Ms Ghislaine Maxwell, 57, whose name emerged in connection with a previous case against Epstein, has not been charged and has denied any wrongdoing.
Girls interviewed as part of that previous case, in Palm Beach, Florida, repeatedly described Ms Maxwell as the coordinator of Epstein's sex-trafficking operation.
Ms Maxwell's whereabouts have been something of a mystery for some time. More than a decade ago, police in Palm Beach sought unsuccessfully to interview her about the allegations against Epstein.
In the intervening years, Ms Maxwell has spent time living in London, New York and Paris, as well as on a variety of vessels in the Caribbean, and with friends in Southern California and Massachusetts, according to her friends and business associates and law enforcement officials.
The New York Post last Thursday published photos of Ms Maxwell sitting earlier in the week on the outdoor patio of an In-N-Out burger joint in the Universal City area of Los Angeles.
She was reading a book titled The Book Of Honour: The Secret Lives And Deaths of CIA Operatives.
According to Ms Maxwell's neighbours in Hickory Hill, Massachusetts, the Paris-born, Oxford-educated, New York socialite moved into a US$2.5 million (S$3.5 million) home on a 65,000 sq ft parcel of land in Sharksmouth Estate some time after the property changed hands in 2016.
The wooded, waterfront estate where Ms Maxwell apparently lived with a friend is exceptionally secluded - which perhaps explains its appeal to a woman alleged to have helped procure underage girls for Epstein.
Neighbours said she lived there with Mr Scott Borgerson, chief executive of CargoMetrics Technologies and an ocean conservation activist. In an interview last Wednesday, Mr Borgerson, a former Coast Guard officer, declined to say whether Ms Maxwell had lived there with him.
"My private life is my private life," he said, adding that he was glad to be home with his cat after a tiring work trip. In a text message, he commented on how, in the echo chamber of the Internet, "a rumour like this can go crazy so quickly".

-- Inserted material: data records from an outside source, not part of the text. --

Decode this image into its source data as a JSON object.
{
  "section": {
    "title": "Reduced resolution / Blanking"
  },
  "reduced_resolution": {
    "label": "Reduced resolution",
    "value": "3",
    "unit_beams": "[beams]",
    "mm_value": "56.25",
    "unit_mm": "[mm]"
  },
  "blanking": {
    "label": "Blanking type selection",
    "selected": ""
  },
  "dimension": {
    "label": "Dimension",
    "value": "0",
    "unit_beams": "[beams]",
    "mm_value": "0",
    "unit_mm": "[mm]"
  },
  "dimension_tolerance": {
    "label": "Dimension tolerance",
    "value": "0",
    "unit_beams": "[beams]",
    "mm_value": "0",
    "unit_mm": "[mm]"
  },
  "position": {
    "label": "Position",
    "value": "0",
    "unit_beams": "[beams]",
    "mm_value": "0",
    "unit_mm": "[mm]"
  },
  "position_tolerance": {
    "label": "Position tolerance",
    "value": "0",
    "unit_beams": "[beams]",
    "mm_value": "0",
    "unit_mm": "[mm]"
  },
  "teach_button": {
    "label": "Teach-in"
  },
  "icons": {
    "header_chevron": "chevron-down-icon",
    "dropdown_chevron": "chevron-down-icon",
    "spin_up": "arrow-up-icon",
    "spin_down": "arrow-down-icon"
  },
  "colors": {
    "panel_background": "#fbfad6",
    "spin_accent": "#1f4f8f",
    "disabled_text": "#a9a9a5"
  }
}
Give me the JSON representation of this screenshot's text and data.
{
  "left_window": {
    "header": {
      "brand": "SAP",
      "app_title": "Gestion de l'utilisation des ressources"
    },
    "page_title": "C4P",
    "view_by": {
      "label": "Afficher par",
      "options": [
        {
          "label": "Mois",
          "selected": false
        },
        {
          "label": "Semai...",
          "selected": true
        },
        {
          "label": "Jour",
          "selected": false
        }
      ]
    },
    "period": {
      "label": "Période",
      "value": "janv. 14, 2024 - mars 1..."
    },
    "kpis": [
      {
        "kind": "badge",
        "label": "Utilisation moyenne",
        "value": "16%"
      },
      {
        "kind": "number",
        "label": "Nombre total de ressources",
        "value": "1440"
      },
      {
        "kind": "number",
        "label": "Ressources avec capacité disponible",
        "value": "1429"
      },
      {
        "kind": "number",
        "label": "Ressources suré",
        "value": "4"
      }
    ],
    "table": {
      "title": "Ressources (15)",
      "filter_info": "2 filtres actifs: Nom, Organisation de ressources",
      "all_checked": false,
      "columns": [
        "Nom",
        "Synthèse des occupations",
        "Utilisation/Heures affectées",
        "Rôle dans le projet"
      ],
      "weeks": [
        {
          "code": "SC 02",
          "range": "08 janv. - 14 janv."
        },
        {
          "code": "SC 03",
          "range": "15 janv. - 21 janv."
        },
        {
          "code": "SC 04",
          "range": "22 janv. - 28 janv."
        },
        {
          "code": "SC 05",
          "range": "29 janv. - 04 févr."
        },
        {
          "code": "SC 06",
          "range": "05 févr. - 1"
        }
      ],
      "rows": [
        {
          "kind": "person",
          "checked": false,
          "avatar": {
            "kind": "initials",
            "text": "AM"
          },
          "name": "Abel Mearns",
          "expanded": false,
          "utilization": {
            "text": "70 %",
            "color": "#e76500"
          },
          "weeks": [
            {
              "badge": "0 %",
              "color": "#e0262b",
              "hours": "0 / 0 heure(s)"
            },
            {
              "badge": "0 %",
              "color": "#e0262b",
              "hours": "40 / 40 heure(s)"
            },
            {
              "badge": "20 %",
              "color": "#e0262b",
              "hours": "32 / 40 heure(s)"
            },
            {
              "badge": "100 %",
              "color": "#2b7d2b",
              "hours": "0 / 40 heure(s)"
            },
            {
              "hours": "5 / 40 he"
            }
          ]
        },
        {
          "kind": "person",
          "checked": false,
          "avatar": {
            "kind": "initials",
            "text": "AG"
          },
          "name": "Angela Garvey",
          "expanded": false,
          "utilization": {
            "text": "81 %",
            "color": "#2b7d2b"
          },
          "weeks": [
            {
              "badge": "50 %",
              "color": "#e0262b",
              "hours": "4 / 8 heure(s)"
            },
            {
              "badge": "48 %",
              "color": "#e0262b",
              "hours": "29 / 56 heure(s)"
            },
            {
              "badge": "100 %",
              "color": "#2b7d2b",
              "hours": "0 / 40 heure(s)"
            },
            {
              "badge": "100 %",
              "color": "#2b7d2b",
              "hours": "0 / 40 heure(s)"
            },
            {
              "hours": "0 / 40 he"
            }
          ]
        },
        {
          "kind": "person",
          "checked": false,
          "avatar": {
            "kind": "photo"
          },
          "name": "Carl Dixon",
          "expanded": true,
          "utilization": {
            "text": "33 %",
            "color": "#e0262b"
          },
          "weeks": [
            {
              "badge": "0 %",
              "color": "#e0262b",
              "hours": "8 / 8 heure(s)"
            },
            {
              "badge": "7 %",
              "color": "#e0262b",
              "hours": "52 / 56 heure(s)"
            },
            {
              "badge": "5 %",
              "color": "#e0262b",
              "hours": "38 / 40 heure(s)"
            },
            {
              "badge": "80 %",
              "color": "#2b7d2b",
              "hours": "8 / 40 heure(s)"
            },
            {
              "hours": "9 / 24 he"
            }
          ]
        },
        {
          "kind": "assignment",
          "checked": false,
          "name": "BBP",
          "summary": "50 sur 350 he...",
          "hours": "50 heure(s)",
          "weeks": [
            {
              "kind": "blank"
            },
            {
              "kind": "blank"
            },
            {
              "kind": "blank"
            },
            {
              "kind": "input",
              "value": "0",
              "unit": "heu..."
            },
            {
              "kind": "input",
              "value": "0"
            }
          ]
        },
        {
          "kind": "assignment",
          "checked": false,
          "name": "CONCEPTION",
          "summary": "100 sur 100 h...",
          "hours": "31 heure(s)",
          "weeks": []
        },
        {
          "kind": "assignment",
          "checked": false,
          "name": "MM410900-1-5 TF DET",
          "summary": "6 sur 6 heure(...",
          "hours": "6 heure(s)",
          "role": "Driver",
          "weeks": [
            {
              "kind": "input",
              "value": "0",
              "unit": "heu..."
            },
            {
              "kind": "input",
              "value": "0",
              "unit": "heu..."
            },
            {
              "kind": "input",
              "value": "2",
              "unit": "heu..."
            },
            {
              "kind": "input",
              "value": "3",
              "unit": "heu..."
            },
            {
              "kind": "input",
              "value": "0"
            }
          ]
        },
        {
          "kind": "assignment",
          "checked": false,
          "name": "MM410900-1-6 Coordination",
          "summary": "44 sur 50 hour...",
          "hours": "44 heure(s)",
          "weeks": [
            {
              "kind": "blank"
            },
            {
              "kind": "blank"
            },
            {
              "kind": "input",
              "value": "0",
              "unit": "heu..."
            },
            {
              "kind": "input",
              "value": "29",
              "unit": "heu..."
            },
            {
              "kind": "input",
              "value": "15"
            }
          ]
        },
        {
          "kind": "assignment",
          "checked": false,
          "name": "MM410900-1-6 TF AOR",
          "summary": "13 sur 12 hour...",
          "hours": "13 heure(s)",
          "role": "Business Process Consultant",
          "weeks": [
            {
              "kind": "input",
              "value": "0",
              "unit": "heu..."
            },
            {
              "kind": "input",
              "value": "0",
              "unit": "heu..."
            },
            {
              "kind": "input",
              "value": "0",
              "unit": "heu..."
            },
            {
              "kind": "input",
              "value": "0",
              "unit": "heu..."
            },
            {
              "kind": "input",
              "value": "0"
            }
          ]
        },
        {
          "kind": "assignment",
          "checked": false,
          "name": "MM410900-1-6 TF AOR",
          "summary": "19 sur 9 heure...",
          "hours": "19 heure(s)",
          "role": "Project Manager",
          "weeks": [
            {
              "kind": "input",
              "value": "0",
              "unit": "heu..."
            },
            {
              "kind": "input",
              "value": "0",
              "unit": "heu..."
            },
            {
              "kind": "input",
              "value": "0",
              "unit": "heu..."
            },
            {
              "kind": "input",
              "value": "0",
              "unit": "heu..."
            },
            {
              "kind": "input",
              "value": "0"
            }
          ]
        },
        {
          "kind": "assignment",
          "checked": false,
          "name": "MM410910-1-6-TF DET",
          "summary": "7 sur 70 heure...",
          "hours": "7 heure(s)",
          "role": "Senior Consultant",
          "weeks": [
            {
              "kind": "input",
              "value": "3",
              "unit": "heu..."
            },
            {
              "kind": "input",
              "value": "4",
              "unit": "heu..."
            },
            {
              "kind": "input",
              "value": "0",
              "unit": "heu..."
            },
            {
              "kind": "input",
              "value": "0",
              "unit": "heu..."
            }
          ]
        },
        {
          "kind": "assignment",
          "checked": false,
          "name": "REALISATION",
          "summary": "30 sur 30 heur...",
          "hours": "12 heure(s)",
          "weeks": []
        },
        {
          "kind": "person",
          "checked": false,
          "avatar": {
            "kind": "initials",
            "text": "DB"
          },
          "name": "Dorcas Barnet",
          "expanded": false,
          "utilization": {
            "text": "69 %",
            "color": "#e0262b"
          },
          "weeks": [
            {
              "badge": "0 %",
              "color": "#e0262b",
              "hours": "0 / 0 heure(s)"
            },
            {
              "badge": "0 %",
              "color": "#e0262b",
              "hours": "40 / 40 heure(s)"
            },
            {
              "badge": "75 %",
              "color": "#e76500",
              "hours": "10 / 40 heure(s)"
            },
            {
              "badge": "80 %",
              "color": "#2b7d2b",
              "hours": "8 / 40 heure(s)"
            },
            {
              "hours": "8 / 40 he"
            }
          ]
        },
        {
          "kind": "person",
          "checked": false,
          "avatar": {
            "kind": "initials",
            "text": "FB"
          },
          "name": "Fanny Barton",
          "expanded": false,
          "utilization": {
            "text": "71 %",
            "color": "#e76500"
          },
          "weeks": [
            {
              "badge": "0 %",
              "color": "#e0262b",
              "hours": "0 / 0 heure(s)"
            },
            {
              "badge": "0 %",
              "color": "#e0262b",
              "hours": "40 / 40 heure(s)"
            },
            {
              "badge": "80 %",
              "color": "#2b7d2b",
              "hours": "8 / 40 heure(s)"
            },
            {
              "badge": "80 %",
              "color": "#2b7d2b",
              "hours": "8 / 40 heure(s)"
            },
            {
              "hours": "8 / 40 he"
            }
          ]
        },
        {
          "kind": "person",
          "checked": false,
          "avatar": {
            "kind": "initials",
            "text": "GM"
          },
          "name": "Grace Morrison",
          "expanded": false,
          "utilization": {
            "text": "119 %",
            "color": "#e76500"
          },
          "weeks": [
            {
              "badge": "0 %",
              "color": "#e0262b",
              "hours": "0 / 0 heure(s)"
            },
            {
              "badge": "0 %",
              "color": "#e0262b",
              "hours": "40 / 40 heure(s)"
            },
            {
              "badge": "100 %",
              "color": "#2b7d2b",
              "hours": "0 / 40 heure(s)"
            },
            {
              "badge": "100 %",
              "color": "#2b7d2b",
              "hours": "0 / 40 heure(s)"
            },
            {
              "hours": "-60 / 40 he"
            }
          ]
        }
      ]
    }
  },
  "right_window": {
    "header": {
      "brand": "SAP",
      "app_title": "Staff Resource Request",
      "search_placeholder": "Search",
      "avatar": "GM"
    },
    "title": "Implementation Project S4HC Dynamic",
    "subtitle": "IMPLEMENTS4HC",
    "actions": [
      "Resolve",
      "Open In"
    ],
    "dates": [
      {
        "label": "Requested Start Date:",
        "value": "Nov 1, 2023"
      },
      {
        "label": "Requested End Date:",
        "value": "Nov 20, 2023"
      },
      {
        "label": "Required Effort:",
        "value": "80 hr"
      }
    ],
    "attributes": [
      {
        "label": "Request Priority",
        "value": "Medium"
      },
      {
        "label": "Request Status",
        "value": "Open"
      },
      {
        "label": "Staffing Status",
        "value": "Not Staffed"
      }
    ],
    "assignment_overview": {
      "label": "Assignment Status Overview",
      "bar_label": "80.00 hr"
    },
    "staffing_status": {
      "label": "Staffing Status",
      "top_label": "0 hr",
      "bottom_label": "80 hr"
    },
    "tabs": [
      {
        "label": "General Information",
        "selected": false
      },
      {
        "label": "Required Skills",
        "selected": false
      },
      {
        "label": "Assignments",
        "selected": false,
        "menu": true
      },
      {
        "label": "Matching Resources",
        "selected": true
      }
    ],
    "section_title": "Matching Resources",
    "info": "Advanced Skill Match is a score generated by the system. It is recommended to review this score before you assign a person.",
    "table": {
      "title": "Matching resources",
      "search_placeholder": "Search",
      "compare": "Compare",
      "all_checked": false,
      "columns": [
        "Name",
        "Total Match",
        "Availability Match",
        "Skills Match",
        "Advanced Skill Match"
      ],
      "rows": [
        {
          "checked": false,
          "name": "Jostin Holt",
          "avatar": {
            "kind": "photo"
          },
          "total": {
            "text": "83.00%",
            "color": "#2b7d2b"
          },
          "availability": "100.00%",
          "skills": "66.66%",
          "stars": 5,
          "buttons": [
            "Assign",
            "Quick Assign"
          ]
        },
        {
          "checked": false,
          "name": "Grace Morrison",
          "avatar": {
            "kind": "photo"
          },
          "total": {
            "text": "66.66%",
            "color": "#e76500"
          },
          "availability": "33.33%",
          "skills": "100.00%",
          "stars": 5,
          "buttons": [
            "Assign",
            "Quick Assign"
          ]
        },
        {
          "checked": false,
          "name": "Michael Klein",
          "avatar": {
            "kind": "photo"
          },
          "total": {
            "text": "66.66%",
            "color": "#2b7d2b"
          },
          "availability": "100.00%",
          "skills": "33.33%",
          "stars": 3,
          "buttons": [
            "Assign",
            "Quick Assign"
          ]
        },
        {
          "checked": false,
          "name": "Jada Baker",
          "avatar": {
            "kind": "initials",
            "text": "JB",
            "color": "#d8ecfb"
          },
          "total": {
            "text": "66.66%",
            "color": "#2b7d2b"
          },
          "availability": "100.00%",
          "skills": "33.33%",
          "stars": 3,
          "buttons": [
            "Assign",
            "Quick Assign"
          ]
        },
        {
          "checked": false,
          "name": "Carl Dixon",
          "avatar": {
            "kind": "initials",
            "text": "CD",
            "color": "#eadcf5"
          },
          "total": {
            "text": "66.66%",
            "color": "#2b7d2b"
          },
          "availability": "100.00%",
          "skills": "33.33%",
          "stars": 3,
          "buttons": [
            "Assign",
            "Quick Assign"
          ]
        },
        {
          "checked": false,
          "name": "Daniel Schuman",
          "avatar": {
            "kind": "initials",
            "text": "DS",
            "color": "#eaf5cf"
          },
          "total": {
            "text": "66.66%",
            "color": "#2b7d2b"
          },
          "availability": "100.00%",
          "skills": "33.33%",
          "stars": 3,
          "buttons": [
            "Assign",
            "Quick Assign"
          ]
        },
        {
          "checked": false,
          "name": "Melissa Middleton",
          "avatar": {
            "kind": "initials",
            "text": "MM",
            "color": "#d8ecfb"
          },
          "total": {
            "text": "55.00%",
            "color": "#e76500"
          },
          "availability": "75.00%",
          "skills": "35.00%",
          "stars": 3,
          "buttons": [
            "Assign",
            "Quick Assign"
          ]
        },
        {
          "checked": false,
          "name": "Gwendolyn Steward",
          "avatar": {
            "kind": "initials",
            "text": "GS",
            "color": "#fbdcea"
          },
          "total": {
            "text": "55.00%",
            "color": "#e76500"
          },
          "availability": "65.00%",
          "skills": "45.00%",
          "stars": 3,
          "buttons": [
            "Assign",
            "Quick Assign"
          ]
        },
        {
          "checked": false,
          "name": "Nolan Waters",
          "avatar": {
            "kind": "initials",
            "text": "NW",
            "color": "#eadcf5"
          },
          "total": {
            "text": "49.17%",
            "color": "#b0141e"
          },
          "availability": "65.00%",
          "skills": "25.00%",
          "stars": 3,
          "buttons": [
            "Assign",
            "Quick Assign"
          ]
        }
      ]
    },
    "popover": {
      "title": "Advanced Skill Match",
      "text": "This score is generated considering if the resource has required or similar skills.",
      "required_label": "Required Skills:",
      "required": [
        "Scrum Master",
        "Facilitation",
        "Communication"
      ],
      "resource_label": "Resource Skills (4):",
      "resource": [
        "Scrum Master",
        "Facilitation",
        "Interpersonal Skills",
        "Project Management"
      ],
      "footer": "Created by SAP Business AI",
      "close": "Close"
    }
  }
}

Ms Maxwell went by "G" rather than her distinctive first name, neighbours said, and took walks to the waterfront, but kept largely to herself.
Meanwhile, a New York woman last Wednesday sued Ms Maxwell and three unnamed women who she said also allegedly recruited and groomed girls for Epstein.
The Justice Department has indicated that it will investigate Epstein's alleged co-conspirators.
NYTIMES, WASHINGTON POST